◆ Work task ◆
When a line in the data below includes "circle", pick it out and copy it.

◆ Recorded data ◆
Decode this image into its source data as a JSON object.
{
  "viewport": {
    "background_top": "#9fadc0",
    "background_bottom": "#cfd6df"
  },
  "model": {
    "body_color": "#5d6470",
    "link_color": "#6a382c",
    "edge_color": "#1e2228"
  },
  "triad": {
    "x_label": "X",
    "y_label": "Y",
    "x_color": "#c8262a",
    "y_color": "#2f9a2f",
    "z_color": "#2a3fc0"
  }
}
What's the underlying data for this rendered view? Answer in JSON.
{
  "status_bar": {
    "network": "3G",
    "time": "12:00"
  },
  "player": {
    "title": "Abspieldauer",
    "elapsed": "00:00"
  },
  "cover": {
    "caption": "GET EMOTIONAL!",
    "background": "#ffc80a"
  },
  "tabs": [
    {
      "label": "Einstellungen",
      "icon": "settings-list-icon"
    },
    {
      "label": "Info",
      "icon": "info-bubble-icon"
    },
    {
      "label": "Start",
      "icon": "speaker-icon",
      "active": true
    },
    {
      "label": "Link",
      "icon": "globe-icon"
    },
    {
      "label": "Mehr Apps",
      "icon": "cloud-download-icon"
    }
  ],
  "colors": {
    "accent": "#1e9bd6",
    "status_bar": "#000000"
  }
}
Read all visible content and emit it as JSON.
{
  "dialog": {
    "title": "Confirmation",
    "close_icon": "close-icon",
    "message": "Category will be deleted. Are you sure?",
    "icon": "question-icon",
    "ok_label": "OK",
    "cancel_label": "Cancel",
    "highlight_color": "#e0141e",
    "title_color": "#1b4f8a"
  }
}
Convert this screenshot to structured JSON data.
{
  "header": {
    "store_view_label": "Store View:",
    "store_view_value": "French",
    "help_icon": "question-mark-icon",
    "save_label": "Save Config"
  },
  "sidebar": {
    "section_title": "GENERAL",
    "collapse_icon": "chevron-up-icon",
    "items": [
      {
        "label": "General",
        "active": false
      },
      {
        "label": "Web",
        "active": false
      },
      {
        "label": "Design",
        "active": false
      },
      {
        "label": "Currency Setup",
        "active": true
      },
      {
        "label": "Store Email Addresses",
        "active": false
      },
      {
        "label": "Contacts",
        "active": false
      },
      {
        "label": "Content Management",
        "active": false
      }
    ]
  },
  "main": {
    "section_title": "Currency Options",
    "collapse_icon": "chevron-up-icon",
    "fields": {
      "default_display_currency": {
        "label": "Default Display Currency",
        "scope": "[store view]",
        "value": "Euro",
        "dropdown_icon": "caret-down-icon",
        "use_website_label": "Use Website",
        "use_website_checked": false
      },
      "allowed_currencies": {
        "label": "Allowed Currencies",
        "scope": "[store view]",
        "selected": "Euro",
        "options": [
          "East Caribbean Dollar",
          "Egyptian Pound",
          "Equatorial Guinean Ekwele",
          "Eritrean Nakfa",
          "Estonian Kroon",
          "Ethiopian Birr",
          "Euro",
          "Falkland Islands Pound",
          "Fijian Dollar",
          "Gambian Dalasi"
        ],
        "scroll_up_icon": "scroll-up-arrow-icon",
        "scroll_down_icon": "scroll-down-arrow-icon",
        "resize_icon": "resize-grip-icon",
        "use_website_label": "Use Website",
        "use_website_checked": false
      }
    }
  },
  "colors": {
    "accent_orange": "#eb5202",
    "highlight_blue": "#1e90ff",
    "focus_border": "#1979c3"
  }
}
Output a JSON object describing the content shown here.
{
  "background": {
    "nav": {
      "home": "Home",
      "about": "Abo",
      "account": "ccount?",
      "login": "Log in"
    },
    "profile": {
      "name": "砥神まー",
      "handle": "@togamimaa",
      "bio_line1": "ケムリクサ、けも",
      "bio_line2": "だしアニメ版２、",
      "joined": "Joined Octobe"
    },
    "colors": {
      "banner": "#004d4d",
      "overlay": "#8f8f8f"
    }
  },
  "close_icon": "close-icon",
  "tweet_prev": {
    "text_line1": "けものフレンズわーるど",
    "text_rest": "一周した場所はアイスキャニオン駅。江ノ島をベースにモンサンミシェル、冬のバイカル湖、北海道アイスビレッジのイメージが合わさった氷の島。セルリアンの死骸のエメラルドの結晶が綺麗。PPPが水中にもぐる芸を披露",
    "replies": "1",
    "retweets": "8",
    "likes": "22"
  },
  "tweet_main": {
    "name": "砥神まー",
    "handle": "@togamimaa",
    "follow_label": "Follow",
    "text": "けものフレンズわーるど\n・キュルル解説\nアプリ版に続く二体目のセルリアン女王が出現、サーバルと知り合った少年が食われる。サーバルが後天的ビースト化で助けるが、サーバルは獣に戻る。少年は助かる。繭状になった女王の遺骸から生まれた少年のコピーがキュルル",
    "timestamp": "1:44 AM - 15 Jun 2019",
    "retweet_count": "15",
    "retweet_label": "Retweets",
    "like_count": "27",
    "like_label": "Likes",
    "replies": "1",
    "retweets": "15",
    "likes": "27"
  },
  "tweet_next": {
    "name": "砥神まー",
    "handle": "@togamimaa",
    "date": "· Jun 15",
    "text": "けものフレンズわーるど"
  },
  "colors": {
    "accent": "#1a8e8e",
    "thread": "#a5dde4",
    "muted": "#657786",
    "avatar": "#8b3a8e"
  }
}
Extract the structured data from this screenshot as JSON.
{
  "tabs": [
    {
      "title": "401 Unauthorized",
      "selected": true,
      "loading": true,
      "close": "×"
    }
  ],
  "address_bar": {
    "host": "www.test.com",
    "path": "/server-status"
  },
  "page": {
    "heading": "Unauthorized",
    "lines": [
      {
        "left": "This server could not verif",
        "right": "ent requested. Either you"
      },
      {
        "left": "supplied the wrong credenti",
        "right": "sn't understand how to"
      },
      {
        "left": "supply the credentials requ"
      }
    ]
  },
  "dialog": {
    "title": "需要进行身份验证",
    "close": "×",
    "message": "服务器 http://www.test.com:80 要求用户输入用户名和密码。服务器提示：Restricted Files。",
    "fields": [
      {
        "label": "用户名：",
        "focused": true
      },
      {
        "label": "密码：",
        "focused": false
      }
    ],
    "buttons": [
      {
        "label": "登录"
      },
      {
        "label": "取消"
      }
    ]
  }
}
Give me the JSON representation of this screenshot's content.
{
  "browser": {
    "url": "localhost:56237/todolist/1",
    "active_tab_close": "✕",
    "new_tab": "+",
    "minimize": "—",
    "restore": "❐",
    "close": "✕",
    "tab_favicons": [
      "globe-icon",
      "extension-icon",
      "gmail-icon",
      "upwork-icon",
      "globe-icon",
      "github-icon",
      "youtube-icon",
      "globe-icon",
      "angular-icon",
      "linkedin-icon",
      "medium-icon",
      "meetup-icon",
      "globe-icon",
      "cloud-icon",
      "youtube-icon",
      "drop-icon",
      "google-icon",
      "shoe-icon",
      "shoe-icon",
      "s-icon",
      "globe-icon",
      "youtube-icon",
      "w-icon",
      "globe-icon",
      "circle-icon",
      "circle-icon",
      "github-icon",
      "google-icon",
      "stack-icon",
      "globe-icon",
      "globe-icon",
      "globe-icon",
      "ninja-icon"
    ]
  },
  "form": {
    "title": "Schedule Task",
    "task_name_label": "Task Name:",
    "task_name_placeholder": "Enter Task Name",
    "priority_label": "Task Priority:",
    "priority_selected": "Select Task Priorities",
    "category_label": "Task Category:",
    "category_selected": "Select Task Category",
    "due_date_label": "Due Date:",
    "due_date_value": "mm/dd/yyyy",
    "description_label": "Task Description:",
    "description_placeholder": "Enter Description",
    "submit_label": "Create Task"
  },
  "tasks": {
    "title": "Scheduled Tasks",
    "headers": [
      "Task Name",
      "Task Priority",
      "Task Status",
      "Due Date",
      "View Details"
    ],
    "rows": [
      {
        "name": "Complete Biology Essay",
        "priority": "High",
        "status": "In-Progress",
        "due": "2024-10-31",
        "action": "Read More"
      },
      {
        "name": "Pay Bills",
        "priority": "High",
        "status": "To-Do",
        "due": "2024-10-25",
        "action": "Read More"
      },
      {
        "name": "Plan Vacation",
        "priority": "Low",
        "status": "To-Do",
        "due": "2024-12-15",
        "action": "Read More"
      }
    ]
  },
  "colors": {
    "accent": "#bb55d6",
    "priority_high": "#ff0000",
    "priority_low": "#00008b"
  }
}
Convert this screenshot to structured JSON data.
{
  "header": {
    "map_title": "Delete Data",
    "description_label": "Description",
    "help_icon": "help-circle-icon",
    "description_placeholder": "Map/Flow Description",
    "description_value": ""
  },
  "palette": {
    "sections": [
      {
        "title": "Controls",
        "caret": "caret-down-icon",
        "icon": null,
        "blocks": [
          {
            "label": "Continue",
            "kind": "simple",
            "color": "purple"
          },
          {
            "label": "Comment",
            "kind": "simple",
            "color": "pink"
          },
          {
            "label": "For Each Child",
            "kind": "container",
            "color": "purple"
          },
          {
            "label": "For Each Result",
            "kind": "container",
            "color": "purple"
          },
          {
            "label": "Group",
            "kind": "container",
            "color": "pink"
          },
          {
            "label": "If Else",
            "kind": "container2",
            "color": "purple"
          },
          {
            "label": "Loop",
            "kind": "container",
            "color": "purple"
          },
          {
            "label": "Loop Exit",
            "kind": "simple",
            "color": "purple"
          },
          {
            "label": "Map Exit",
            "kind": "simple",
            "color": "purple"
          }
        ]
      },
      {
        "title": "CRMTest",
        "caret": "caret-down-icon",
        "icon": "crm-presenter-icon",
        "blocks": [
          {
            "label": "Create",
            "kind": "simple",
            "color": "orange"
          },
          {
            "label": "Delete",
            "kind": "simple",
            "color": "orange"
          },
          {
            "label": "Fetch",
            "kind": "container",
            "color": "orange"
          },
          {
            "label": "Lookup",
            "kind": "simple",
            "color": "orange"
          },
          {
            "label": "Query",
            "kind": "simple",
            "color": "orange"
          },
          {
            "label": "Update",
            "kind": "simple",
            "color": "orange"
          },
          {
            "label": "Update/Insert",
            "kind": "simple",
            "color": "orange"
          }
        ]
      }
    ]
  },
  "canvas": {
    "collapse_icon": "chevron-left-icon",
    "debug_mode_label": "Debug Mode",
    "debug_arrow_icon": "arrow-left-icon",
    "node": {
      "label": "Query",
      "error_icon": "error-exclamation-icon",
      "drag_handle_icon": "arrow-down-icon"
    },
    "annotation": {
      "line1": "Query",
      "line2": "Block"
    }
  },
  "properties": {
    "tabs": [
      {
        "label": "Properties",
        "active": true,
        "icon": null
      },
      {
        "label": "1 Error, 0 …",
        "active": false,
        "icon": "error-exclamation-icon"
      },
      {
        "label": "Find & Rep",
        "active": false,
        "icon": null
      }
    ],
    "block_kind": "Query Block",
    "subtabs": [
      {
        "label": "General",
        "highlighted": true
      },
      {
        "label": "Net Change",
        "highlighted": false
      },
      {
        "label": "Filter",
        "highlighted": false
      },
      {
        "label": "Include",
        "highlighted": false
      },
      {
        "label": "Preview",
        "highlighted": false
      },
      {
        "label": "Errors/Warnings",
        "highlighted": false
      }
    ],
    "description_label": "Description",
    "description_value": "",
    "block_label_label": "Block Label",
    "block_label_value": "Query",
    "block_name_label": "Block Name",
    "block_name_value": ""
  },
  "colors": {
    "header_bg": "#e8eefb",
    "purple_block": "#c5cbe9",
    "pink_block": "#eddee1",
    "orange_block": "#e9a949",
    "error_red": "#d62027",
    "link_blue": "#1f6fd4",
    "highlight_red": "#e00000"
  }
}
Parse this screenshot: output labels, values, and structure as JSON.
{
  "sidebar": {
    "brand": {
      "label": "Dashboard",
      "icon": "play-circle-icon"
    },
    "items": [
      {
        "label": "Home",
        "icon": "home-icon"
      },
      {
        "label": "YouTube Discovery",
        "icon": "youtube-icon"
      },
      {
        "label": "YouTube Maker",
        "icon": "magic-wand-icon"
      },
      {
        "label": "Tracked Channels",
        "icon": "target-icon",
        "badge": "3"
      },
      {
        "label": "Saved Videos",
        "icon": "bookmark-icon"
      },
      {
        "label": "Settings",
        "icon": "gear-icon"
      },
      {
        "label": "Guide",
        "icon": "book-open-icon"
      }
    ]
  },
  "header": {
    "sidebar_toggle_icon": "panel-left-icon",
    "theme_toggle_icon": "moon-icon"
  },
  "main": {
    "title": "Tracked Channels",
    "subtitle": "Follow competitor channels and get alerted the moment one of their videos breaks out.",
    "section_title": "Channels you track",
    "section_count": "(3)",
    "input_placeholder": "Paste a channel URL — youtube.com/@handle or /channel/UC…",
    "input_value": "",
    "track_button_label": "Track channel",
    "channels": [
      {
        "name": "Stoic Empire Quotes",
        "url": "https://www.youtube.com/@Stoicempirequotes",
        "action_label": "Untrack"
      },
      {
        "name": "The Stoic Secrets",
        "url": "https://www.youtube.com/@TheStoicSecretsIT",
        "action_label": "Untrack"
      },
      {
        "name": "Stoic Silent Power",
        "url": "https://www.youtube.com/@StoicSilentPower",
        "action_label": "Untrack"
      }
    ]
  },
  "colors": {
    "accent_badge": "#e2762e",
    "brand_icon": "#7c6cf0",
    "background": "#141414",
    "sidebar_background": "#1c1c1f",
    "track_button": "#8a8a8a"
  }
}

◆ Output ◆
      "circle-icon",
      "circle-icon",
    "help_icon": "help-circle-icon",
      "icon": "play-circle-icon"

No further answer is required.